Mitrailleuse (literally "grapeshot shooter") is the French word used to describe all rapid-firing weapons of rifle caliber.
Therefore the word "mitrailleuse", when used in the French language, applies to all machine guns including modern full automatic weapons. However in the English language the word "mitrailleuse" applies only to volley guns with multiple barrels of rifle caliber. The earliest true "mitrailleuse" was invented in 1851 by Belgian Army Captain Fafschamps, 10 years before the advent of the Gatling gun. It was followed by the Belgian Montigny mitrailleuse in 1863. Then the French 25 barrel "Canon à Balles", better known as the Reffye mitrailleuse, was adopted in great secrecy in 1866. It became the first rapid-firing weapon to be deployed as standard equipment by any army in a major conflict. This happened during the Franco-Prussian War of 1870-71.

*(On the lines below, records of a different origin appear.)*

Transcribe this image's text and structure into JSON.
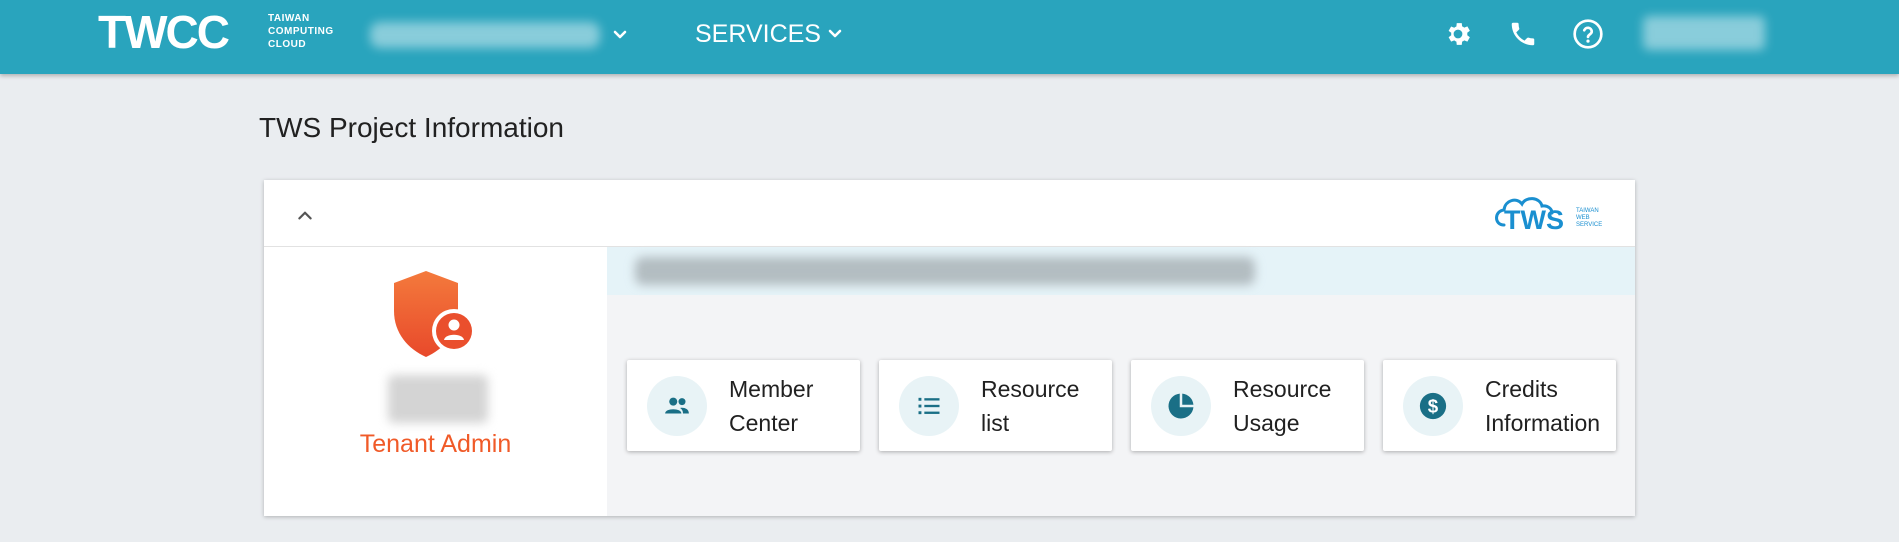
{
  "header": {
    "logo_initials": "TWCC",
    "logo_line1": "TAIWAN",
    "logo_line2": "COMPUTING",
    "logo_line3": "CLOUD",
    "services_label": "SERVICES"
  },
  "page": {
    "title": "TWS Project Information"
  },
  "card": {
    "tws_logo_text": "TWS",
    "tws_logo_sub1": "TAIWAN",
    "tws_logo_sub2": "WEB",
    "tws_logo_sub3": "SERVICE",
    "role": "Tenant Admin",
    "tiles": [
      {
        "line1": "Member",
        "line2": "Center",
        "icon": "people-icon"
      },
      {
        "line1": "Resource",
        "line2": "list",
        "icon": "list-icon"
      },
      {
        "line1": "Resource",
        "line2": "Usage",
        "icon": "pie-chart-icon"
      },
      {
        "line1": "Credits",
        "line2": "Information",
        "icon": "dollar-icon"
      }
    ]
  },
  "colors": {
    "topbar": "#29a4bd",
    "accent_teal": "#1a6f86",
    "role_orange": "#f05a28",
    "tile_icon_bg": "#e8f3f6",
    "tws_blue": "#1a8fd0"
  }
}
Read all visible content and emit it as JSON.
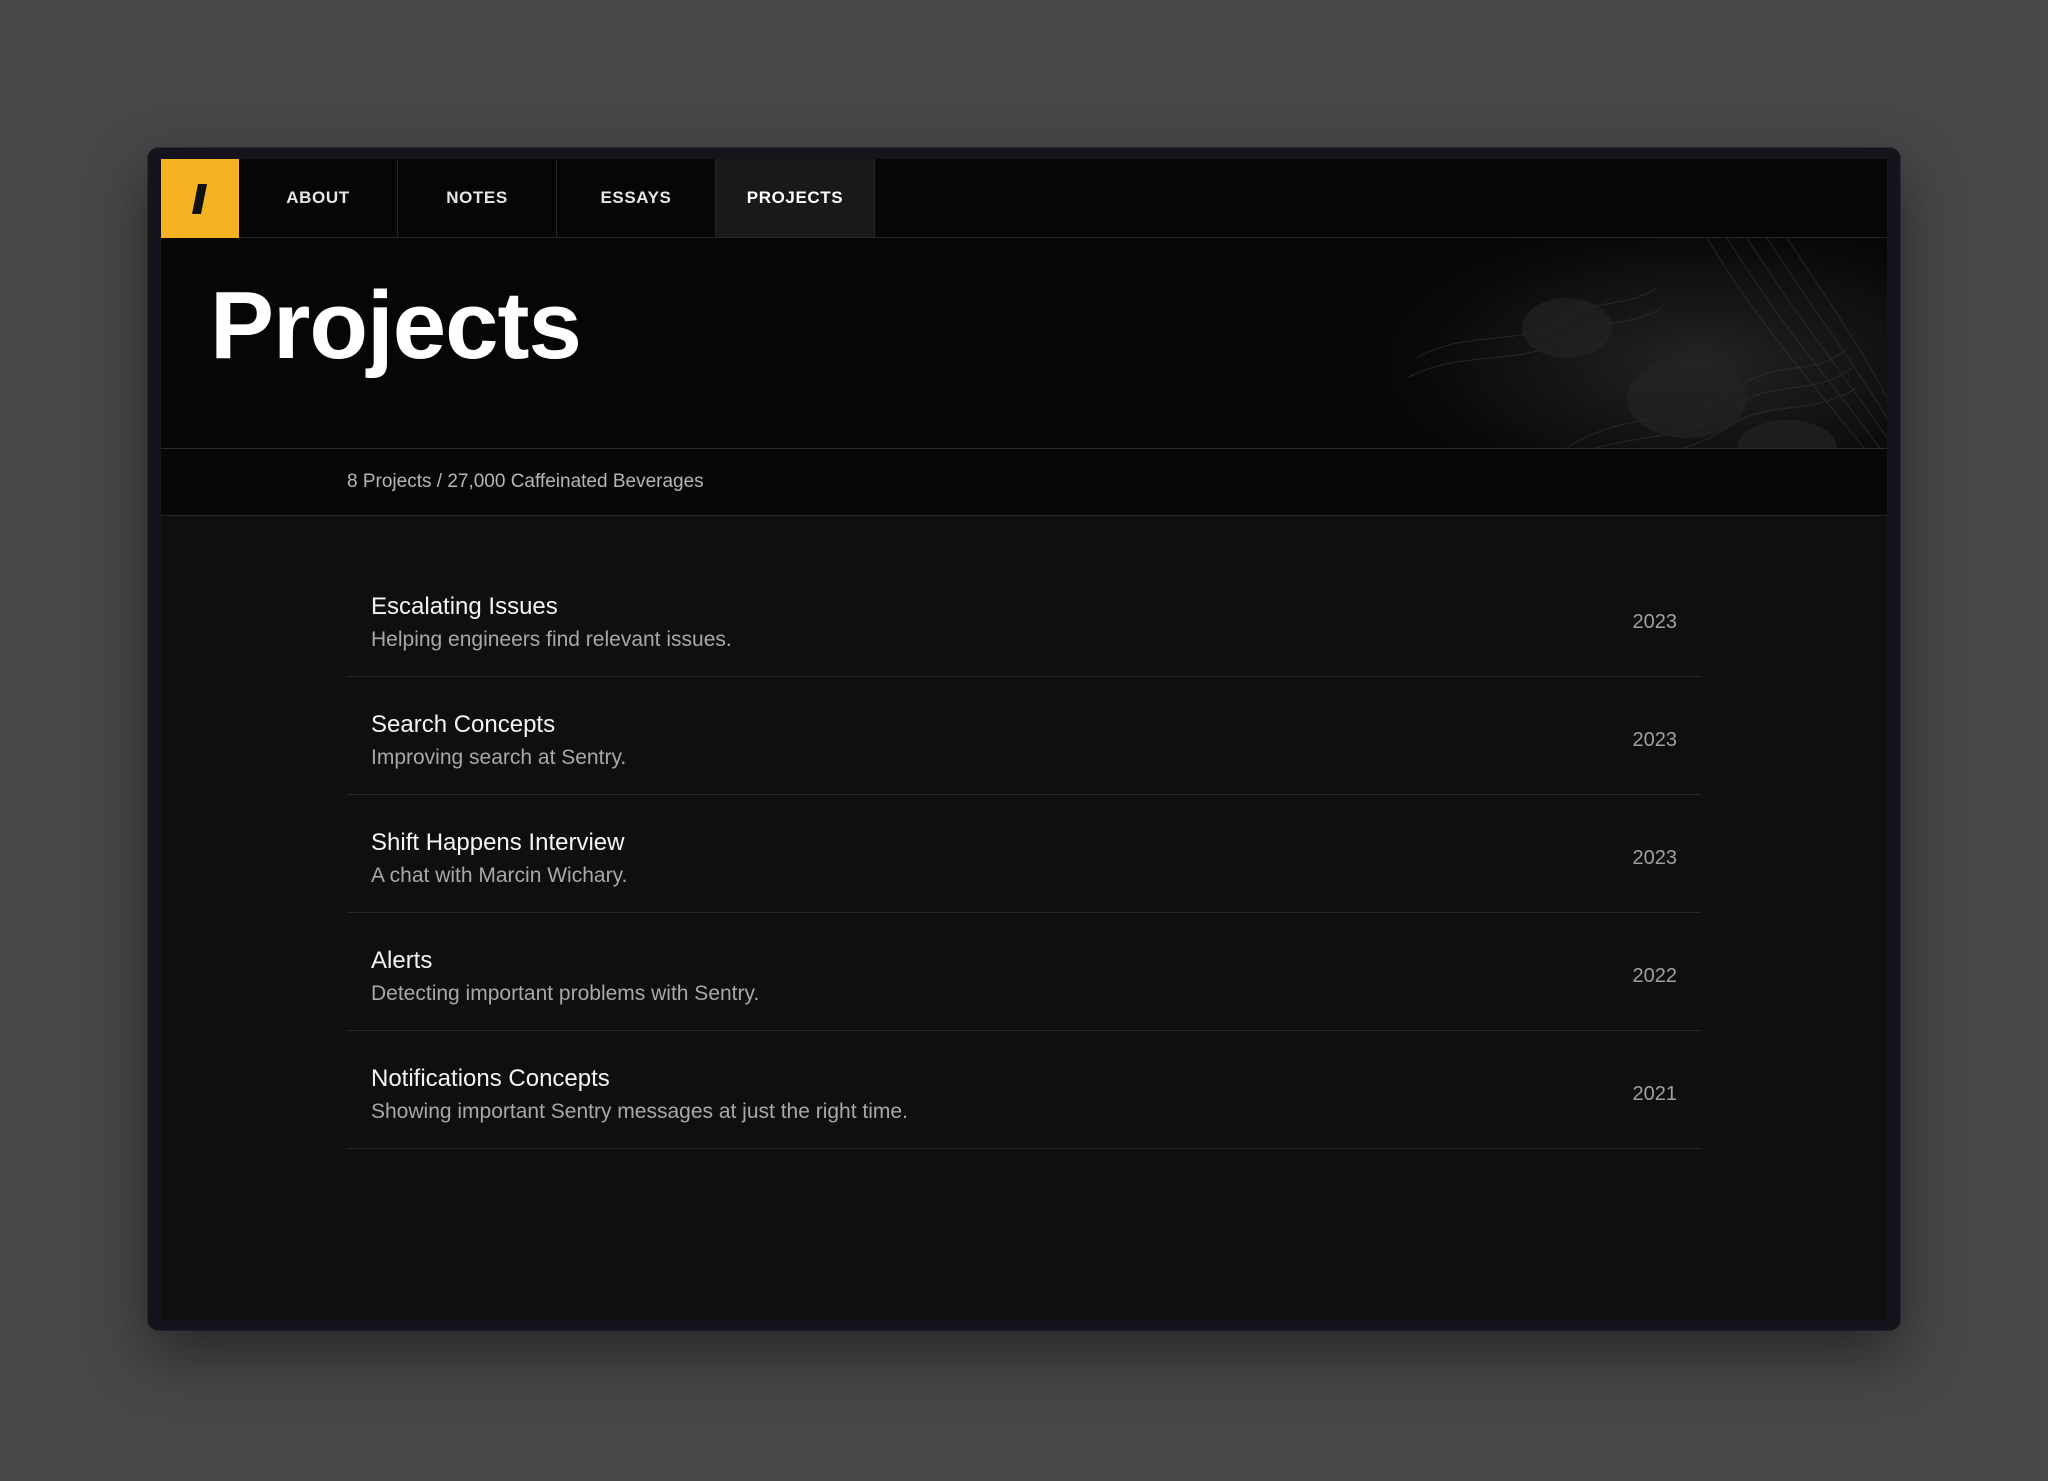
{
  "nav": {
    "logo_glyph": "/",
    "logo_color": "#f6b321",
    "items": [
      {
        "label": "ABOUT",
        "active": false
      },
      {
        "label": "NOTES",
        "active": false
      },
      {
        "label": "ESSAYS",
        "active": false
      },
      {
        "label": "PROJECTS",
        "active": true
      }
    ]
  },
  "hero": {
    "title": "Projects",
    "stats": "8 Projects / 27,000 Caffeinated Beverages"
  },
  "projects": [
    {
      "title": "Escalating Issues",
      "description": "Helping engineers find relevant issues.",
      "year": "2023"
    },
    {
      "title": "Search Concepts",
      "description": "Improving search at Sentry.",
      "year": "2023"
    },
    {
      "title": "Shift Happens Interview",
      "description": "A chat with Marcin Wichary.",
      "year": "2023"
    },
    {
      "title": "Alerts",
      "description": "Detecting important problems with Sentry.",
      "year": "2022"
    },
    {
      "title": "Notifications Concepts",
      "description": "Showing important Sentry messages at just the right time.",
      "year": "2021"
    }
  ],
  "colors": {
    "background": "#0f0f0f",
    "accent": "#f6b321",
    "text": "#ffffff",
    "muted": "#a8a8a8"
  }
}
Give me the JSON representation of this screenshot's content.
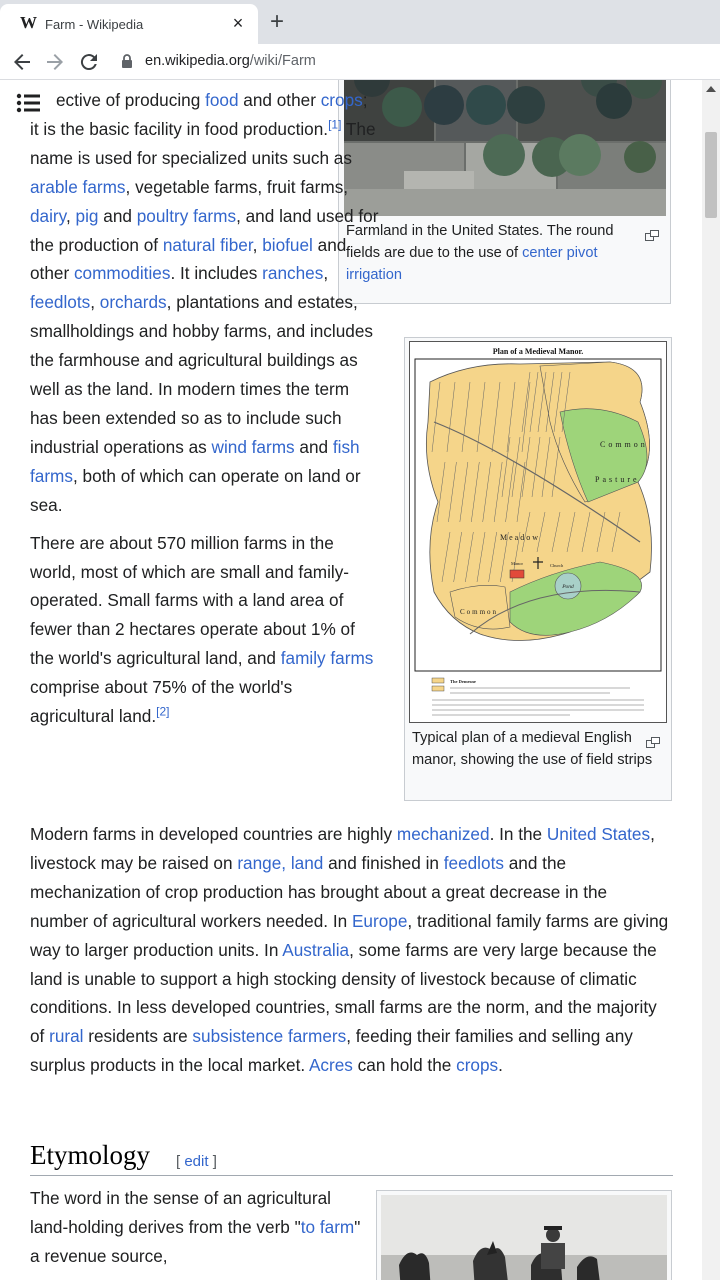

Mitrailleuses were used by the navy of the United States of Europe, which mounted them on ironclads and timberclads. The naval mitrailleuses were based on the Reffye mitrailleuse, but used 20 barrels instead of 25. Unlike the army's volley guns, which were mounted as artillery, they were on pivot mounts, and could be traversed. Also, they were selective fire weapons; they were fired by turning a crank, and their rate of fire depended on how fast the crank was turned.